### What to produce
Copy the records that follow exactly as written, but not their pictures.
+++
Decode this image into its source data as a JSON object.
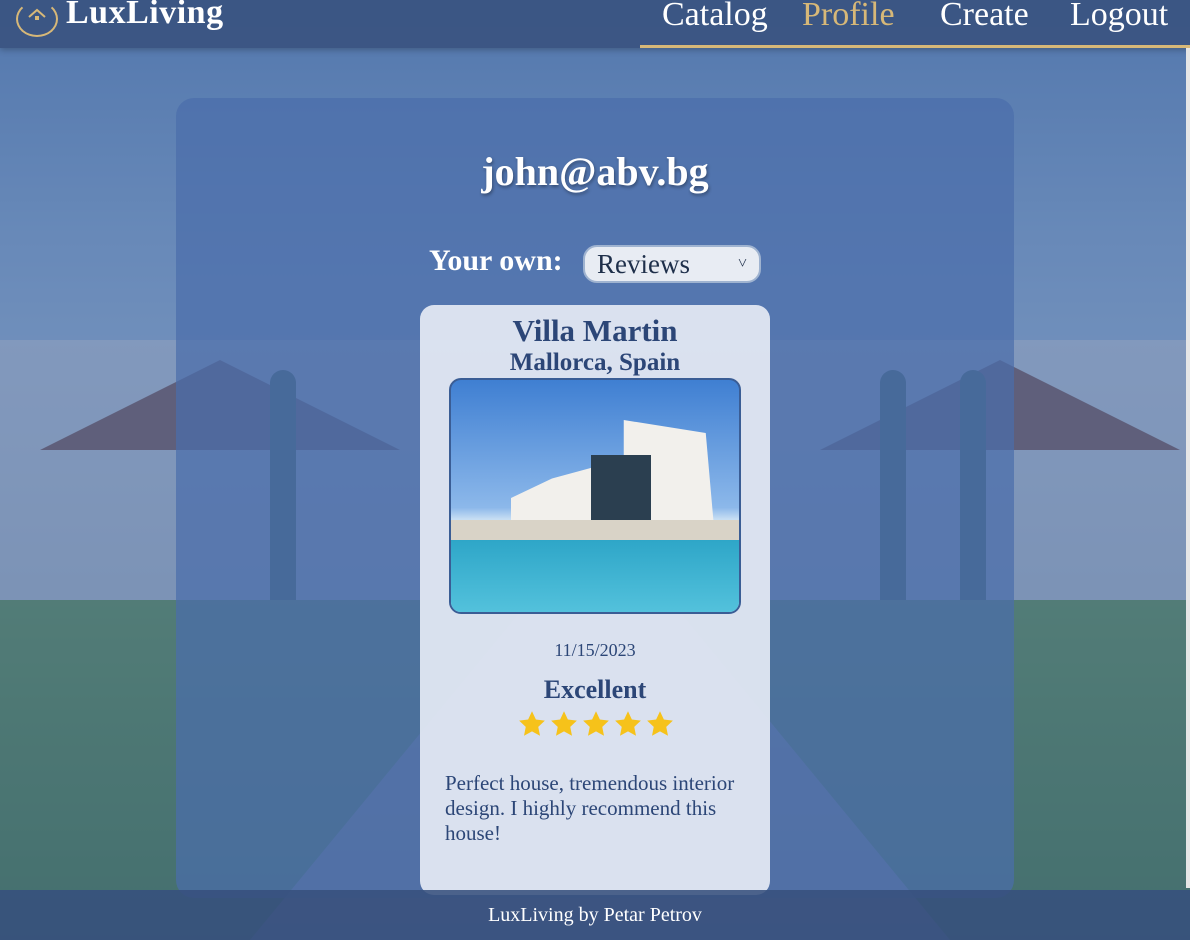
{
  "brand": {
    "name": "LuxLiving",
    "accent": "#d7b878"
  },
  "nav": {
    "items": [
      {
        "label": "Catalog",
        "active": false
      },
      {
        "label": "Profile",
        "active": true
      },
      {
        "label": "Create",
        "active": false
      },
      {
        "label": "Logout",
        "active": false
      }
    ]
  },
  "profile": {
    "email": "john@abv.bg",
    "own_label": "Your own:",
    "own_select": {
      "selected": "Reviews"
    }
  },
  "review": {
    "title": "Villa Martin",
    "location": "Mallorca, Spain",
    "date": "11/15/2023",
    "rating_label": "Excellent",
    "stars": 5,
    "stars_max": 5,
    "star_color": "#f6c21a",
    "text": "Perfect house, tremendous interior design. I highly recommend this house!"
  },
  "footer": {
    "text": "LuxLiving by Petar Petrov"
  }
}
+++
### Your solution
Decode this image into its source data as a JSON object.
{
  "brand": {
    "name": "LuxLiving",
    "accent": "#d7b878"
  },
  "nav": {
    "items": [
      {
        "label": "Catalog",
        "active": false
      },
      {
        "label": "Profile",
        "active": true
      },
      {
        "label": "Create",
        "active": false
      },
      {
        "label": "Logout",
        "active": false
      }
    ]
  },
  "profile": {
    "email": "john@abv.bg",
    "own_label": "Your own:",
    "own_select": {
      "selected": "Reviews"
    }
  },
  "review": {
    "title": "Villa Martin",
    "location": "Mallorca, Spain",
    "date": "11/15/2023",
    "rating_label": "Excellent",
    "stars": 5,
    "stars_max": 5,
    "star_color": "#f6c21a",
    "text": "Perfect house, tremendous interior design. I highly recommend this house!"
  },
  "footer": {
    "text": "LuxLiving by Petar Petrov"
  }
}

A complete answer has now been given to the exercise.